    Keywords: fertility; violent; property; unemployment; VECM; causality
    JEL: C32 A13 J22 K42
    Date: 2013–01–01
  8. By: Sheremeta, Roman; Zhang, Jingjing
    Abstract: We examine behavior in a three-player trust game in which the first player may invest in the second and the second may invest in the third. Any amount sent from one player to the next is tripled. The third player decides the final allocation among three players. The baseline treatment with no communication shows that the first and second players send significant amounts and the third player reciprocates. Allowing insider communication between the second and the third players increases cooperation between these two. Interestingly, there is an external effect of insider communication: the first player who is outside communication sends 54% more and receives 289% more than in the baseline treatment. As a result, insider communication increases efficiency from 44% to 68%.
    Keywords: three-player trust games; experiments; reciprocity; communication

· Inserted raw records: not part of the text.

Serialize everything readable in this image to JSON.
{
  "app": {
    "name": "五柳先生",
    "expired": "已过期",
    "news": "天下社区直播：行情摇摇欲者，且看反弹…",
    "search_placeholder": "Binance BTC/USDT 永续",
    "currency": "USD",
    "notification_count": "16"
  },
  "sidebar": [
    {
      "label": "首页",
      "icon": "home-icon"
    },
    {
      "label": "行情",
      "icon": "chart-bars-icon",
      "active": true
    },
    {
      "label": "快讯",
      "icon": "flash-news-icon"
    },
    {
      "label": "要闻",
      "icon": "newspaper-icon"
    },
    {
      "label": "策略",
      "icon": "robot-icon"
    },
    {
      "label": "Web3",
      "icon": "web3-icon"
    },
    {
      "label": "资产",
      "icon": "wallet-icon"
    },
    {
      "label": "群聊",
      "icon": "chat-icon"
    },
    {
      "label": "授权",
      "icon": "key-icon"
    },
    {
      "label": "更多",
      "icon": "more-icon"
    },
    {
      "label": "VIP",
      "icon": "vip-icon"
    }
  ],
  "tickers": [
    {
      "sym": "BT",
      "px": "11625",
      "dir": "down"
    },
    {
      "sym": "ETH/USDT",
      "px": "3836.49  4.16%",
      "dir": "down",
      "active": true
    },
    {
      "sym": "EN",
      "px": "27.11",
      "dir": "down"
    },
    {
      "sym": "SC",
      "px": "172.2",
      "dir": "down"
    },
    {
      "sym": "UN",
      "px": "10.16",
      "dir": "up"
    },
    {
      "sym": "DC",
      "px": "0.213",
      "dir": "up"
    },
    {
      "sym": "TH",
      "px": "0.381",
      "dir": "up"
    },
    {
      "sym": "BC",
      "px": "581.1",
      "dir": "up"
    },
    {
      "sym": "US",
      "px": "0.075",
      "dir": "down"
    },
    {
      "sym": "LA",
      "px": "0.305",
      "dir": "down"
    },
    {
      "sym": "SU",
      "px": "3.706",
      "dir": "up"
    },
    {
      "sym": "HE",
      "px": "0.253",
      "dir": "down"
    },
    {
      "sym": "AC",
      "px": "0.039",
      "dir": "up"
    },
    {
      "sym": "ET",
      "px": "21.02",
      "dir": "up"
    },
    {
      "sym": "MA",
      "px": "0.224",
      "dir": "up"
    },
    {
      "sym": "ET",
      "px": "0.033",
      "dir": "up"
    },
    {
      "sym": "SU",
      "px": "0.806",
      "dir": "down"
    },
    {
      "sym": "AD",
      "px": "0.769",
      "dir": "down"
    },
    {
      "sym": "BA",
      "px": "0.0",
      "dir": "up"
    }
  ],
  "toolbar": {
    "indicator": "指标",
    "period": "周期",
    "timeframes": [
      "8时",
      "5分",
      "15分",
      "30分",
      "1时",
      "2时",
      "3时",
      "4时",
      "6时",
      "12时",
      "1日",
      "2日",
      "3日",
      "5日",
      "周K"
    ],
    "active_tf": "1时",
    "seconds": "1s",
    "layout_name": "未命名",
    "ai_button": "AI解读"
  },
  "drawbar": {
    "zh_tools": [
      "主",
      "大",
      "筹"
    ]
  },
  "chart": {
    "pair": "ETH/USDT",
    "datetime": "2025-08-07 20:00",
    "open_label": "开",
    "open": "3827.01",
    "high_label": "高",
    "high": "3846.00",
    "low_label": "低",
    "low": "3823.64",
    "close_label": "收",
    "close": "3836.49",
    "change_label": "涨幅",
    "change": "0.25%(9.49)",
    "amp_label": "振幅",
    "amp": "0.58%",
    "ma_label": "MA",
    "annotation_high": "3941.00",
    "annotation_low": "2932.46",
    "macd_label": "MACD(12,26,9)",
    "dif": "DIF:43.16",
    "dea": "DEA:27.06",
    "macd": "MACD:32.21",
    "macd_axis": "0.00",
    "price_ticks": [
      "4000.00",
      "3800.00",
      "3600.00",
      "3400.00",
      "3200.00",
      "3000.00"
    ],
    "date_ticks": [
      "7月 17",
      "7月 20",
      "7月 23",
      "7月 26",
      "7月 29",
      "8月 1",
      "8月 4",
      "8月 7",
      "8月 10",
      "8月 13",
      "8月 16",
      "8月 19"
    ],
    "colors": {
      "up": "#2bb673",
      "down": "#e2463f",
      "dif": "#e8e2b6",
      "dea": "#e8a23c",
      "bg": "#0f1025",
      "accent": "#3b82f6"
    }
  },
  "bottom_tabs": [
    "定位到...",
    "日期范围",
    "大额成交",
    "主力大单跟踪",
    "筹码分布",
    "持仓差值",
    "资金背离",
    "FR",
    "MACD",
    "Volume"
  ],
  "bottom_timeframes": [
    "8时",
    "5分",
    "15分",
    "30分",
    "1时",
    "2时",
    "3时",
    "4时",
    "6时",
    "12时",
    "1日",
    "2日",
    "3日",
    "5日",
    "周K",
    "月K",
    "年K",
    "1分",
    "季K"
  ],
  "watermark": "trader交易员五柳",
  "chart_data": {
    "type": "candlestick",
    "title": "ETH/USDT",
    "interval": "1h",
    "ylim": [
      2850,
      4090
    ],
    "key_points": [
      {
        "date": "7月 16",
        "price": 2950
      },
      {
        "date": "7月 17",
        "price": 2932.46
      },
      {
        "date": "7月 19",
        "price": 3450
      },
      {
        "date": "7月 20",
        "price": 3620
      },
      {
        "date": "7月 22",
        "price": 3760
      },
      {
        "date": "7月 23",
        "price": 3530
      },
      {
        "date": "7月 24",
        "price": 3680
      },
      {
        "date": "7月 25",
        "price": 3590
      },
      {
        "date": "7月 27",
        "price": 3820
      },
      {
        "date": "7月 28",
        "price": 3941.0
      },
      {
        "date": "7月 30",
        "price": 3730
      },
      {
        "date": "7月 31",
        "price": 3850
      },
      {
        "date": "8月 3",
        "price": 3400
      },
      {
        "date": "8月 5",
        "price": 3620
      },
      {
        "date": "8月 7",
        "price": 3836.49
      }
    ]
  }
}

    JEL: C72 C91
    Date: 2013–01–02

This nep-soc issue is ©2013 by Fabio Sabatini. It is provided as is without any express or implied warranty. It may be freely redistributed in whole or in part for any purpose. If distributed in part, please include this notice.
General information on the NEP project can be found at For comments please write to the director of NEP, Marco Novarese at <>. Put “NEP” in the subject, otherwise your mail may be rejected.
NEP’s infrastructure is sponsored by the School of Economics and Finance of Massey University in New Zealand.